- TASK DESCRIPTION: The whole of the data is to be duplicated precisely.

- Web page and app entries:
★ ★ ★

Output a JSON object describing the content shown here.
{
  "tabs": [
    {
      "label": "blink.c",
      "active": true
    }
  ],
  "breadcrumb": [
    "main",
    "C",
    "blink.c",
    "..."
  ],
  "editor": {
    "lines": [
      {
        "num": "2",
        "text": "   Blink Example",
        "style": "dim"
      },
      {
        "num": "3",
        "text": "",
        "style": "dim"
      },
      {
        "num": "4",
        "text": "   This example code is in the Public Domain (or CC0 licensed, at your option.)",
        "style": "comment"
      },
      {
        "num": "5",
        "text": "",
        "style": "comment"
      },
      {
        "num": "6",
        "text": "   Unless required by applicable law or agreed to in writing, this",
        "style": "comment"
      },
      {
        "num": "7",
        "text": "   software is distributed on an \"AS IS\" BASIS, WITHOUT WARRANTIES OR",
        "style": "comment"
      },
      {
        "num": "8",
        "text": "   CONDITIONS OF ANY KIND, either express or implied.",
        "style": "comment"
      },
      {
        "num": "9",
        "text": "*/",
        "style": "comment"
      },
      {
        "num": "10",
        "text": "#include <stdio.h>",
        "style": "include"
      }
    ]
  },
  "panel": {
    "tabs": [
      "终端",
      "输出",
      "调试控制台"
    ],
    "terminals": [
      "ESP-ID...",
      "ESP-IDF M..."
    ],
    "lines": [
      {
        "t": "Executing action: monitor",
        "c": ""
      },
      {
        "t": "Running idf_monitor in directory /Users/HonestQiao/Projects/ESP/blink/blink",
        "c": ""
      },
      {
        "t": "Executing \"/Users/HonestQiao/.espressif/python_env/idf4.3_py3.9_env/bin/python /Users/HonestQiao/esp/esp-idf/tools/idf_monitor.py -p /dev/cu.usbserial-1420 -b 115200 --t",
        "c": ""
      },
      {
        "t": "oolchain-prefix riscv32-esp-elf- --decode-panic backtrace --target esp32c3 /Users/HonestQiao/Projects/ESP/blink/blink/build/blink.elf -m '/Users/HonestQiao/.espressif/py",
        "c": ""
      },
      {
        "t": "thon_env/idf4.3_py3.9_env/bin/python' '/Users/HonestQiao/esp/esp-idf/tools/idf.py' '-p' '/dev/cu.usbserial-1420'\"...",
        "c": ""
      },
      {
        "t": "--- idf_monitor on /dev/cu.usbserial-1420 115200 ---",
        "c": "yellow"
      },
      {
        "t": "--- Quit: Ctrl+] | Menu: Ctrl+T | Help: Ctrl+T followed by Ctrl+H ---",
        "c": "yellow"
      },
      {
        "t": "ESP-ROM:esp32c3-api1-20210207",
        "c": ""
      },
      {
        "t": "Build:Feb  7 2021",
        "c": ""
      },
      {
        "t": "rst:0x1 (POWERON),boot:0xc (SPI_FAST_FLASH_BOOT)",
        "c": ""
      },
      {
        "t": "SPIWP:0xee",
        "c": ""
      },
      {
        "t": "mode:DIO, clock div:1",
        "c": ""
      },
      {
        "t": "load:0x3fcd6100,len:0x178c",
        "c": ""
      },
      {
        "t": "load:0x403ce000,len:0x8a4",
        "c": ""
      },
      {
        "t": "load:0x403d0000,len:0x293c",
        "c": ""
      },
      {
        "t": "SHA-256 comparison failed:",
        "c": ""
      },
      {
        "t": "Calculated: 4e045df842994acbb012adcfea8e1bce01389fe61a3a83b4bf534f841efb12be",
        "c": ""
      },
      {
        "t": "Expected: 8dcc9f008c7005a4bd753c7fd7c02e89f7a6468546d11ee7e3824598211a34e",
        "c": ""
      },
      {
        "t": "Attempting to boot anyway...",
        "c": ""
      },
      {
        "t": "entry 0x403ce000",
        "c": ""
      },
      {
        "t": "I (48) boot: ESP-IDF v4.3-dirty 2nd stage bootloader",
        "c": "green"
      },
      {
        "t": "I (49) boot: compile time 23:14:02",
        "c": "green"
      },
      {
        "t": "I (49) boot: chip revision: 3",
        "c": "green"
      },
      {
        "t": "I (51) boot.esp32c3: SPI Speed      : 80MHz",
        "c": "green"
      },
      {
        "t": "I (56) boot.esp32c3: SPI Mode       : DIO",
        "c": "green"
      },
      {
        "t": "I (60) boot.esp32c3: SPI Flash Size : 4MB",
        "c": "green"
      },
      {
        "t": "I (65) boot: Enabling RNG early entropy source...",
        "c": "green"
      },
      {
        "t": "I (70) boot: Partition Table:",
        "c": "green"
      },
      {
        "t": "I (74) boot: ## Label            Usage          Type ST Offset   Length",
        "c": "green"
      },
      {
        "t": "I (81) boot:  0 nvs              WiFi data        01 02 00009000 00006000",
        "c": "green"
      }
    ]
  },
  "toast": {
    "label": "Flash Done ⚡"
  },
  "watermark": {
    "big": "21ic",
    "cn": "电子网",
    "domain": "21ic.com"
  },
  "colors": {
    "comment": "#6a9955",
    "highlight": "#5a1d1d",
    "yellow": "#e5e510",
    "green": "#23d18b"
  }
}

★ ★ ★

- PROBLEM SOLUTION:
Output a JSON object describing the content shown here.
{
  "tabs": [
    {
      "label": "blink.c",
      "active": true
    }
  ],
  "breadcrumb": [
    "main",
    "C",
    "blink.c",
    "..."
  ],
  "editor": {
    "lines": [
      {
        "num": "2",
        "text": "   Blink Example",
        "style": "dim"
      },
      {
        "num": "3",
        "text": "",
        "style": "dim"
      },
      {
        "num": "4",
        "text": "   This example code is in the Public Domain (or CC0 licensed, at your option.)",
        "style": "comment"
      },
      {
        "num": "5",
        "text": "",
        "style": "comment"
      },
      {
        "num": "6",
        "text": "   Unless required by applicable law or agreed to in writing, this",
        "style": "comment"
      },
      {
        "num": "7",
        "text": "   software is distributed on an \"AS IS\" BASIS, WITHOUT WARRANTIES OR",
        "style": "comment"
      },
      {
        "num": "8",
        "text": "   CONDITIONS OF ANY KIND, either express or implied.",
        "style": "comment"
      },
      {
        "num": "9",
        "text": "*/",
        "style": "comment"
      },
      {
        "num": "10",
        "text": "#include <stdio.h>",
        "style": "include"
      }
    ]
  },
  "panel": {
    "tabs": [
      "终端",
      "输出",
      "调试控制台"
    ],
    "terminals": [
      "ESP-ID...",
      "ESP-IDF M..."
    ],
    "lines": [
      {
        "t": "Executing action: monitor",
        "c": ""
      },
      {
        "t": "Running idf_monitor in directory /Users/HonestQiao/Projects/ESP/blink/blink",
        "c": ""
      },
      {
        "t": "Executing \"/Users/HonestQiao/.espressif/python_env/idf4.3_py3.9_env/bin/python /Users/HonestQiao/esp/esp-idf/tools/idf_monitor.py -p /dev/cu.usbserial-1420 -b 115200 --t",
        "c": ""
      },
      {
        "t": "oolchain-prefix riscv32-esp-elf- --decode-panic backtrace --target esp32c3 /Users/HonestQiao/Projects/ESP/blink/blink/build/blink.elf -m '/Users/HonestQiao/.espressif/py",
        "c": ""
      },
      {
        "t": "thon_env/idf4.3_py3.9_env/bin/python' '/Users/HonestQiao/esp/esp-idf/tools/idf.py' '-p' '/dev/cu.usbserial-1420'\"...",
        "c": ""
      },
      {
        "t": "--- idf_monitor on /dev/cu.usbserial-1420 115200 ---",
        "c": "yellow"
      },
      {
        "t": "--- Quit: Ctrl+] | Menu: Ctrl+T | Help: Ctrl+T followed by Ctrl+H ---",
        "c": "yellow"
      },
      {
        "t": "ESP-ROM:esp32c3-api1-20210207",
        "c": ""
      },
      {
        "t": "Build:Feb  7 2021",
        "c": ""
      },
      {
        "t": "rst:0x1 (POWERON),boot:0xc (SPI_FAST_FLASH_BOOT)",
        "c": ""
      },
      {
        "t": "SPIWP:0xee",
        "c": ""
      },
      {
        "t": "mode:DIO, clock div:1",
        "c": ""
      },
      {
        "t": "load:0x3fcd6100,len:0x178c",
        "c": ""
      },
      {
        "t": "load:0x403ce000,len:0x8a4",
        "c": ""
      },
      {
        "t": "load:0x403d0000,len:0x293c",
        "c": ""
      },
      {
        "t": "SHA-256 comparison failed:",
        "c": ""
      },
      {
        "t": "Calculated: 4e045df842994acbb012adcfea8e1bce01389fe61a3a83b4bf534f841efb12be",
        "c": ""
      },
      {
        "t": "Expected: 8dcc9f008c7005a4bd753c7fd7c02e89f7a6468546d11ee7e3824598211a34e",
        "c": ""
      },
      {
        "t": "Attempting to boot anyway...",
        "c": ""
      },
      {
        "t": "entry 0x403ce000",
        "c": ""
      },
      {
        "t": "I (48) boot: ESP-IDF v4.3-dirty 2nd stage bootloader",
        "c": "green"
      },
      {
        "t": "I (49) boot: compile time 23:14:02",
        "c": "green"
      },
      {
        "t": "I (49) boot: chip revision: 3",
        "c": "green"
      },
      {
        "t": "I (51) boot.esp32c3: SPI Speed      : 80MHz",
        "c": "green"
      },
      {
        "t": "I (56) boot.esp32c3: SPI Mode       : DIO",
        "c": "green"
      },
      {
        "t": "I (60) boot.esp32c3: SPI Flash Size : 4MB",
        "c": "green"
      },
      {
        "t": "I (65) boot: Enabling RNG early entropy source...",
        "c": "green"
      },
      {
        "t": "I (70) boot: Partition Table:",
        "c": "green"
      },
      {
        "t": "I (74) boot: ## Label            Usage          Type ST Offset   Length",
        "c": "green"
      },
      {
        "t": "I (81) boot:  0 nvs              WiFi data        01 02 00009000 00006000",
        "c": "green"
      }
    ]
  },
  "toast": {
    "label": "Flash Done ⚡"
  },
  "watermark": {
    "big": "21ic",
    "cn": "电子网",
    "domain": "21ic.com"
  },
  "colors": {
    "comment": "#6a9955",
    "highlight": "#5a1d1d",
    "yellow": "#e5e510",
    "green": "#23d18b"
  }
}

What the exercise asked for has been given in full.